Please state how many lines of the material contain "accel", giving nothing but the number.
<<<<
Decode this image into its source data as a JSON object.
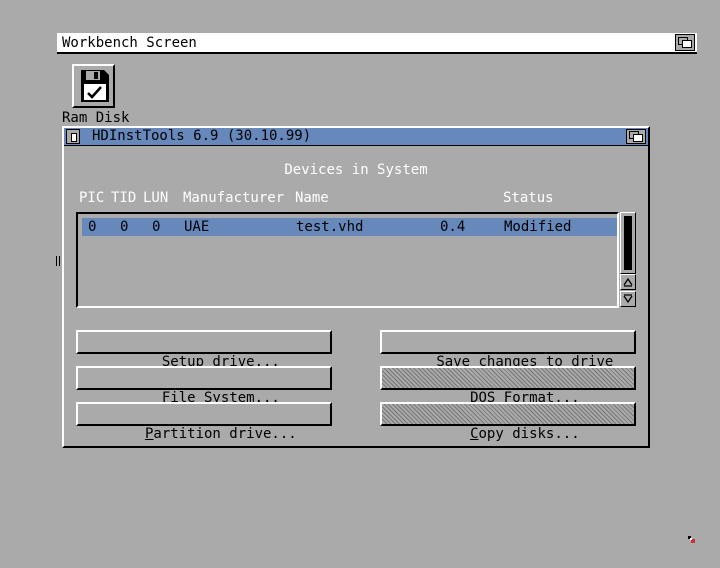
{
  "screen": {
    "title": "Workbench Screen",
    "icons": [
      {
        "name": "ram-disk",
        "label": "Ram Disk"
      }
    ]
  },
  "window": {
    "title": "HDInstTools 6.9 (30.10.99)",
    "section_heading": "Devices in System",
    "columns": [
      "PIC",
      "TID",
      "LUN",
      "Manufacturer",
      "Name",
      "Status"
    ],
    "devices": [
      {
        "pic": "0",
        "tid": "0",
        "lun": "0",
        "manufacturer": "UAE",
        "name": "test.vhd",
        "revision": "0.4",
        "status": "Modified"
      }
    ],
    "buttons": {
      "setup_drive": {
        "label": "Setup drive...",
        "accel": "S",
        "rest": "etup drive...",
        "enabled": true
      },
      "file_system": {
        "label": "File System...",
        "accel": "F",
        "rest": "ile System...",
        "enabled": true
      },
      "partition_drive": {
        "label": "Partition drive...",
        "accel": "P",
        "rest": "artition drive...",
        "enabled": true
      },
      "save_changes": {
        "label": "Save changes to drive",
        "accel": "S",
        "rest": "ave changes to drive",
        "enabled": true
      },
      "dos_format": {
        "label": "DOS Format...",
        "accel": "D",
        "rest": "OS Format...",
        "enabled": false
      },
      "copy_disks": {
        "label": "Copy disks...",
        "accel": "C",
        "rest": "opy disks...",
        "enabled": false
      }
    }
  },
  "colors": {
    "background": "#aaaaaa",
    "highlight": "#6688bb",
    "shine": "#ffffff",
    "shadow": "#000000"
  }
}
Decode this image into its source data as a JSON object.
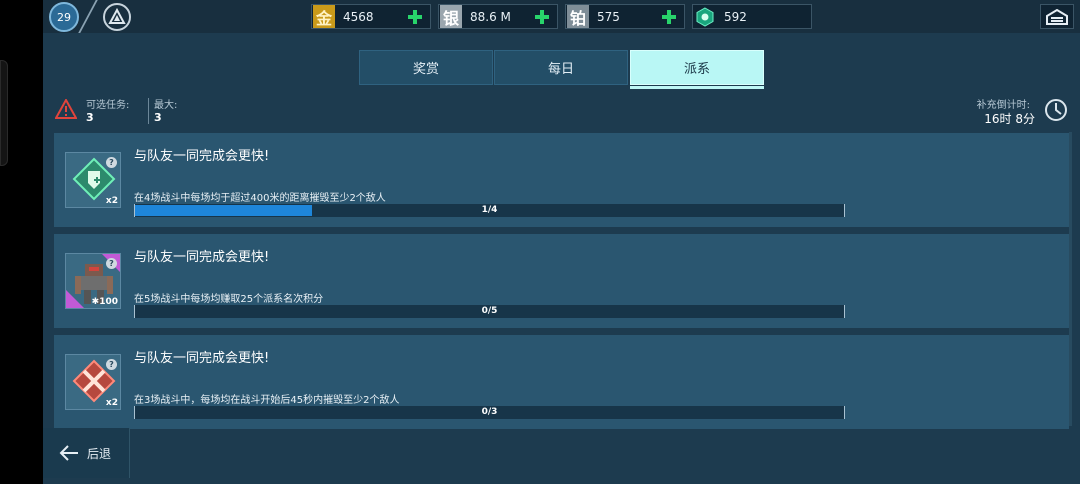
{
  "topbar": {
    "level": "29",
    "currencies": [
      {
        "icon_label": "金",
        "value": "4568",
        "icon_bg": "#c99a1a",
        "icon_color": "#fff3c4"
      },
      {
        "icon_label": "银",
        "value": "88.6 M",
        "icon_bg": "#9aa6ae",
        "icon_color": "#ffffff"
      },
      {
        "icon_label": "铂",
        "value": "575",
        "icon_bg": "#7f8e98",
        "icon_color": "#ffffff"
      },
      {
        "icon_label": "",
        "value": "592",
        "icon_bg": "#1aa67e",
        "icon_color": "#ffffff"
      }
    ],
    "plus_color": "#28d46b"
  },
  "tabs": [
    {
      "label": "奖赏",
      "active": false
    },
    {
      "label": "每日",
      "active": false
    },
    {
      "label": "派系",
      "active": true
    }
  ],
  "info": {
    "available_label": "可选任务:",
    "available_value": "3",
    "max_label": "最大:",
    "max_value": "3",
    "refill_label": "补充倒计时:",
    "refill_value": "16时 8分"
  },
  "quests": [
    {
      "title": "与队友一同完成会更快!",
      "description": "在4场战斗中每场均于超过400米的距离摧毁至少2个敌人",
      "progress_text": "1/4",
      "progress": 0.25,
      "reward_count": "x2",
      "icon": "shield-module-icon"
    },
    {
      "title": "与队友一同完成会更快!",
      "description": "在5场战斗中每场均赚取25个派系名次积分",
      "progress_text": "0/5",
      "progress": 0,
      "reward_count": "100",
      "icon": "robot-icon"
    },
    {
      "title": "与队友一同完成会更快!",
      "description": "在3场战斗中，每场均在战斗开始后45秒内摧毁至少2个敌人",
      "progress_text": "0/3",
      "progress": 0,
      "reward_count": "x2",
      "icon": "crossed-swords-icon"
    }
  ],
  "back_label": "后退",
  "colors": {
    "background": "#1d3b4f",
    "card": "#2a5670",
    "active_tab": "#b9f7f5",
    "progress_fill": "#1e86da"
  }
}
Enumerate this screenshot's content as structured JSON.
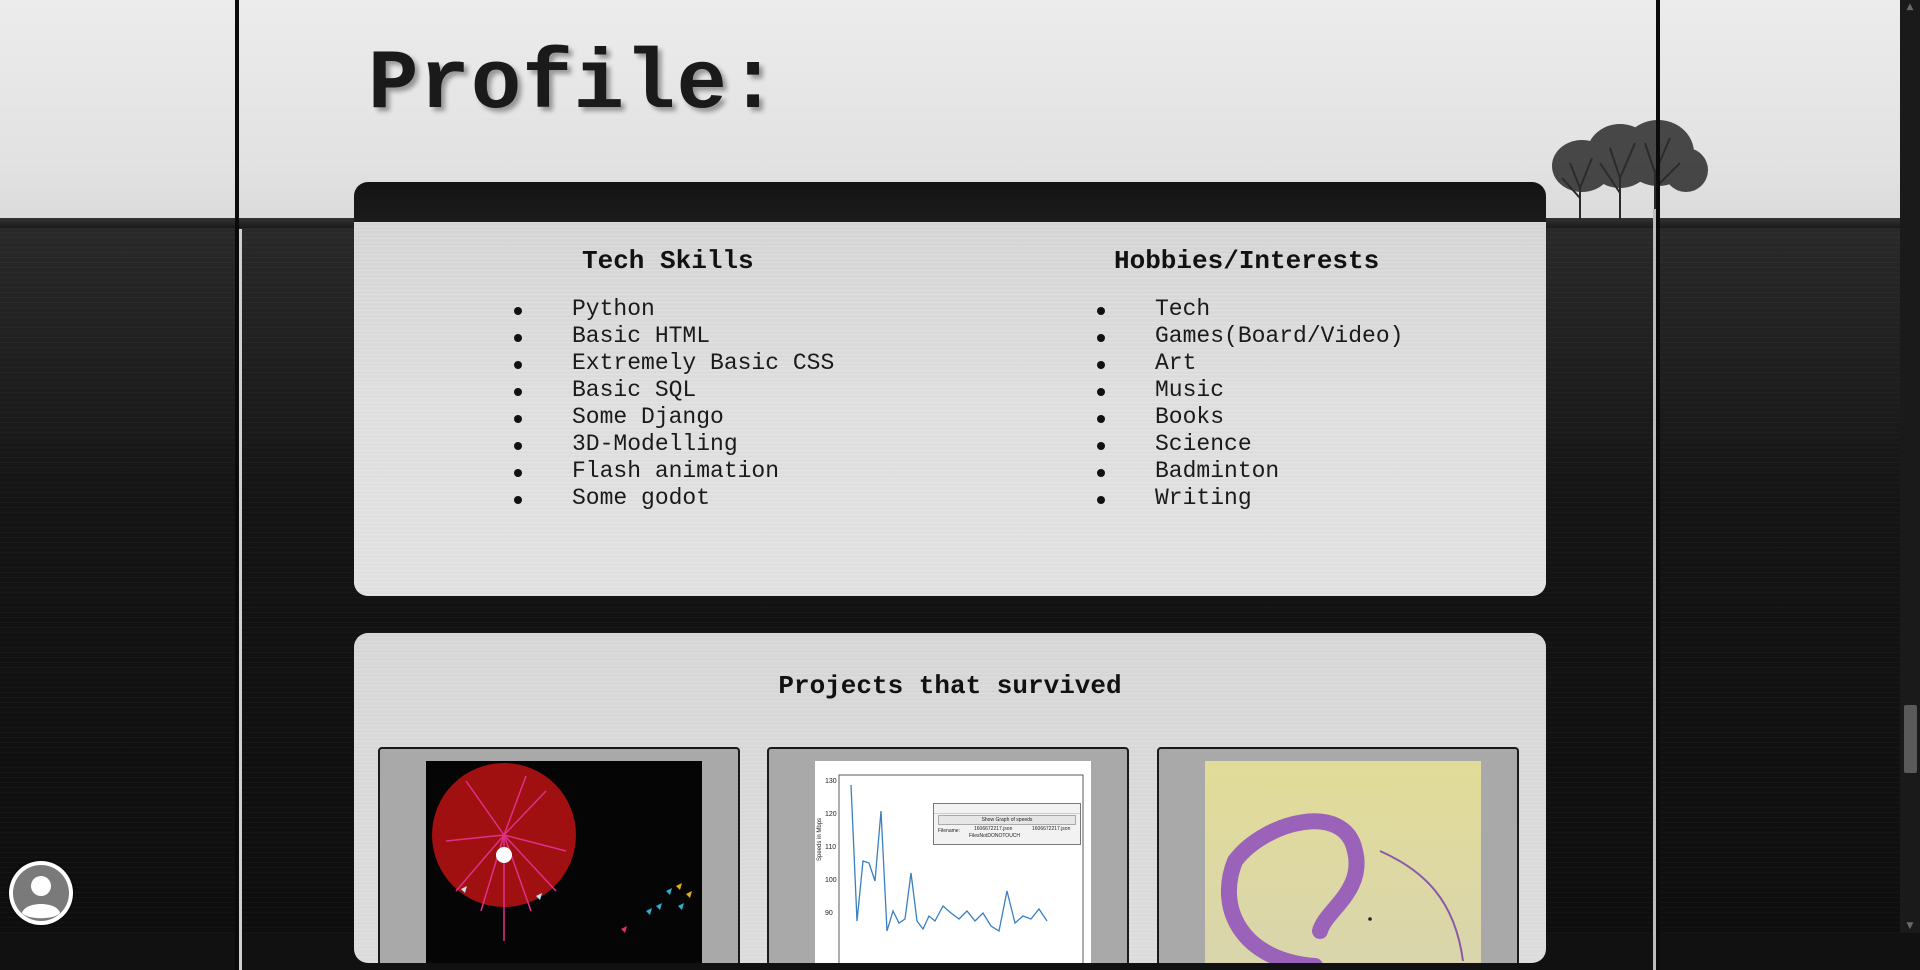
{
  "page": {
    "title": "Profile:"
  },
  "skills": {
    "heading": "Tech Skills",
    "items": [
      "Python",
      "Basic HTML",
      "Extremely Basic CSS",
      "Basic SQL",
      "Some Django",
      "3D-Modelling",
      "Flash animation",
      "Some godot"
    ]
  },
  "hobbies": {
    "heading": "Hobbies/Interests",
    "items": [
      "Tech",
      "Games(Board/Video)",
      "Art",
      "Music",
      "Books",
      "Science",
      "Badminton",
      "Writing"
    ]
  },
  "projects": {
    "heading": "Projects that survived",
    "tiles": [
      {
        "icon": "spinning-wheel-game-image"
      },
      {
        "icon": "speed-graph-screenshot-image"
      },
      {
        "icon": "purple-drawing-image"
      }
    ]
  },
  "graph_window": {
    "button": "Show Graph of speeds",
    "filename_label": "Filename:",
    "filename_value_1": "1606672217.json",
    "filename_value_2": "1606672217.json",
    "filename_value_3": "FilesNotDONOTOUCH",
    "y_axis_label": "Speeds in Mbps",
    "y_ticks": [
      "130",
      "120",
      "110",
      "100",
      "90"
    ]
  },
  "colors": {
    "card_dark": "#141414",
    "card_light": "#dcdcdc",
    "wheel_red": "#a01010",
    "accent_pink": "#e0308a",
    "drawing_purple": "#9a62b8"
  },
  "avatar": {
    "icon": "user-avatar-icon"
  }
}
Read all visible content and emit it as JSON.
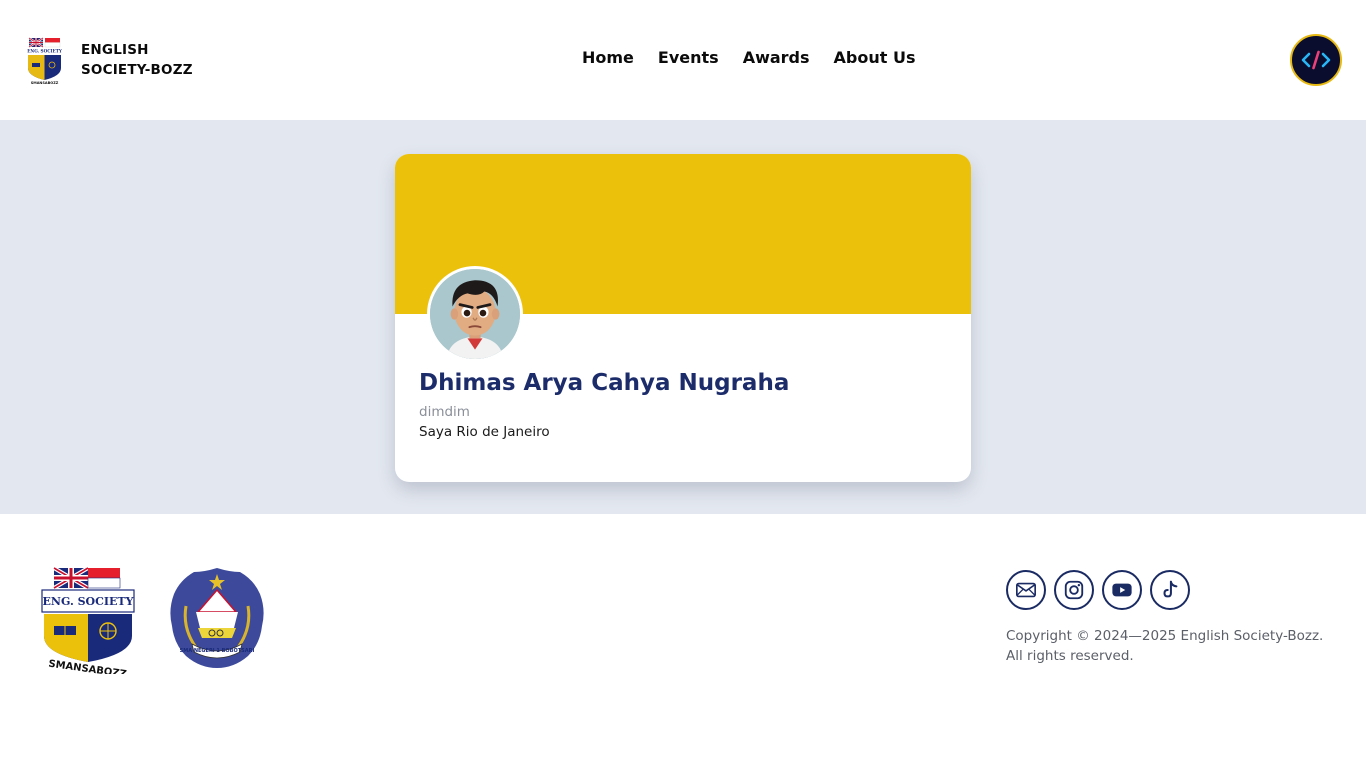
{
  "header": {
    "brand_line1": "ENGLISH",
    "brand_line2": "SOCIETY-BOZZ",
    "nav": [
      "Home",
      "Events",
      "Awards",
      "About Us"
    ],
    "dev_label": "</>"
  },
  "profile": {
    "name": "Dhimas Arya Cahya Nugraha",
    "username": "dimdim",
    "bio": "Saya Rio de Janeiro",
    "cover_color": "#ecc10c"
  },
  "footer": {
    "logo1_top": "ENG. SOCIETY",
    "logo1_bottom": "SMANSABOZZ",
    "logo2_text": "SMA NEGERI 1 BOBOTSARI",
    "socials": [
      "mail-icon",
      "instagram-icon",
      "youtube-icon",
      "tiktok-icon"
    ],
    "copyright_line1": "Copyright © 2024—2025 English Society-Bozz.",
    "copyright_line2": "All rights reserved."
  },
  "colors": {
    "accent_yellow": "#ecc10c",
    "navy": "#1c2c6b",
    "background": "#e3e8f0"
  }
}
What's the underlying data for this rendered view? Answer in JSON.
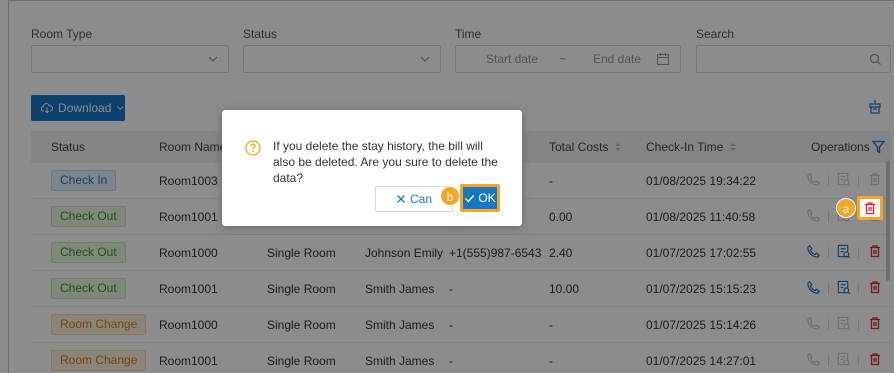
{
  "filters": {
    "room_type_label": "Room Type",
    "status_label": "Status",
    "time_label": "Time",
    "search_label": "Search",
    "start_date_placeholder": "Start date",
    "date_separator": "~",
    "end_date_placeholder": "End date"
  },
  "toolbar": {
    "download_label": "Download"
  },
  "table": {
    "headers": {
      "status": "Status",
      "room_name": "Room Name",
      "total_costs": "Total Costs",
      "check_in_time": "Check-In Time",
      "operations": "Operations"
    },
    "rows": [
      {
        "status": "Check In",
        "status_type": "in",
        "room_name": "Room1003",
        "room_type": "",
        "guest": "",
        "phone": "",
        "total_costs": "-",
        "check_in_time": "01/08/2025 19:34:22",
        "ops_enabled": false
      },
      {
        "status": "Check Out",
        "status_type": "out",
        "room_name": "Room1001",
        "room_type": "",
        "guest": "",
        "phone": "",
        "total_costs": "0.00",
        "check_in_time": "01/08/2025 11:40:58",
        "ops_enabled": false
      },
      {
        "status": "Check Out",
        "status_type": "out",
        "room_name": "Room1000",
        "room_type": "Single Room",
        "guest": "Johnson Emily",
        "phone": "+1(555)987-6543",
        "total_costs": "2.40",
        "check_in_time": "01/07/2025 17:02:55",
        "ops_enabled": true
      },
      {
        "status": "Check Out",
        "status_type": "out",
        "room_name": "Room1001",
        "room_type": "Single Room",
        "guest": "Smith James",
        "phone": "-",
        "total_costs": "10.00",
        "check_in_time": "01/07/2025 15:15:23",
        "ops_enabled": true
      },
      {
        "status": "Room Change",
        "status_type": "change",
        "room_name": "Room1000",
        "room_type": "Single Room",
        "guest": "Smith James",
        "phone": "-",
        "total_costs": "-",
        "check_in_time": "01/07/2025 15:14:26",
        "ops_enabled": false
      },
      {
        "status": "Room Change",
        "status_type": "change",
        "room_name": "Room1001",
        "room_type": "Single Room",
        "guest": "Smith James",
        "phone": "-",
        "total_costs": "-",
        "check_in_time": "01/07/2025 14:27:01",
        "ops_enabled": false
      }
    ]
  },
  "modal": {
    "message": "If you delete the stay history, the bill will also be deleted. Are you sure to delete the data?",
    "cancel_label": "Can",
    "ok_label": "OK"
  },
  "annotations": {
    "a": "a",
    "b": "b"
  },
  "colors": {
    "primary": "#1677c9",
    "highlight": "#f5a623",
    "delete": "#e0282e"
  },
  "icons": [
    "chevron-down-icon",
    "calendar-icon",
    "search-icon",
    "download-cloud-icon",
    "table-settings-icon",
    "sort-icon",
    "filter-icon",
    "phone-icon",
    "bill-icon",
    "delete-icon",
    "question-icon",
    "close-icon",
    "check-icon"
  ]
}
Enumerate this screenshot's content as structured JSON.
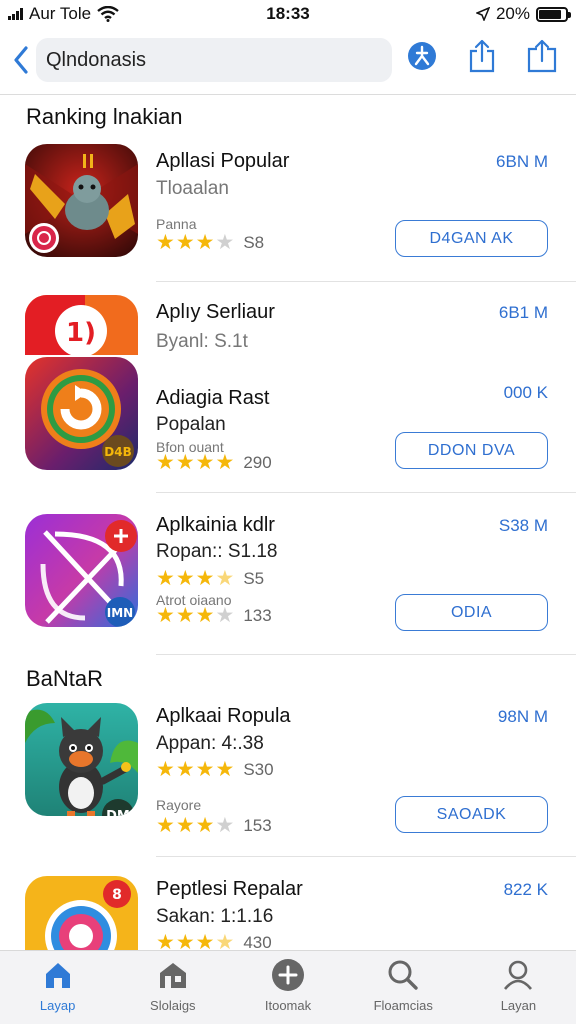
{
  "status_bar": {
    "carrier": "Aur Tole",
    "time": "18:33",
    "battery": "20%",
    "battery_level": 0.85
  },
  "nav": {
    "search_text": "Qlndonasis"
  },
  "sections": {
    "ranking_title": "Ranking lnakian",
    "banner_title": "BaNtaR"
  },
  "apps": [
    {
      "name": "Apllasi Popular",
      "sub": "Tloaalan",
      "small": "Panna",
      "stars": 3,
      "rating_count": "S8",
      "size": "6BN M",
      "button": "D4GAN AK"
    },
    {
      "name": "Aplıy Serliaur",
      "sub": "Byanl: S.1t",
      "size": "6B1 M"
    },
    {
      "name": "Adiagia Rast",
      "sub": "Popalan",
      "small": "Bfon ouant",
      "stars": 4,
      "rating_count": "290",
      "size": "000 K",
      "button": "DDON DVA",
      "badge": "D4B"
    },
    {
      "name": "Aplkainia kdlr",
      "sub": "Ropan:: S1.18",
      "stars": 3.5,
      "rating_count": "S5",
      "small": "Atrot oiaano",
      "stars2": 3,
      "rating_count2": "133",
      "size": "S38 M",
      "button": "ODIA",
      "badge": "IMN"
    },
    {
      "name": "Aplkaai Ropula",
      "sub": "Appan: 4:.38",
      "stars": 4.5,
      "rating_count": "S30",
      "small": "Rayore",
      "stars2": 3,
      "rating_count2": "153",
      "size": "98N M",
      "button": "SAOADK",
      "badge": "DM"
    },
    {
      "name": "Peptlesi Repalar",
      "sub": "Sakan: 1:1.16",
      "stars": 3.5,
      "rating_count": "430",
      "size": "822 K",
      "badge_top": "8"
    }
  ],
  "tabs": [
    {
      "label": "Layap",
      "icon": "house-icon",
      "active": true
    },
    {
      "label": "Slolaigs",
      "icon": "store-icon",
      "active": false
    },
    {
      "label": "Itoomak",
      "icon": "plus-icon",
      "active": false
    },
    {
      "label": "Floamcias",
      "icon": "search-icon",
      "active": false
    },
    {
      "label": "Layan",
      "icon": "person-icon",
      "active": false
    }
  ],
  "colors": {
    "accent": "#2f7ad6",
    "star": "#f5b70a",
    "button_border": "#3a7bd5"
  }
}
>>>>
Solved exercise
6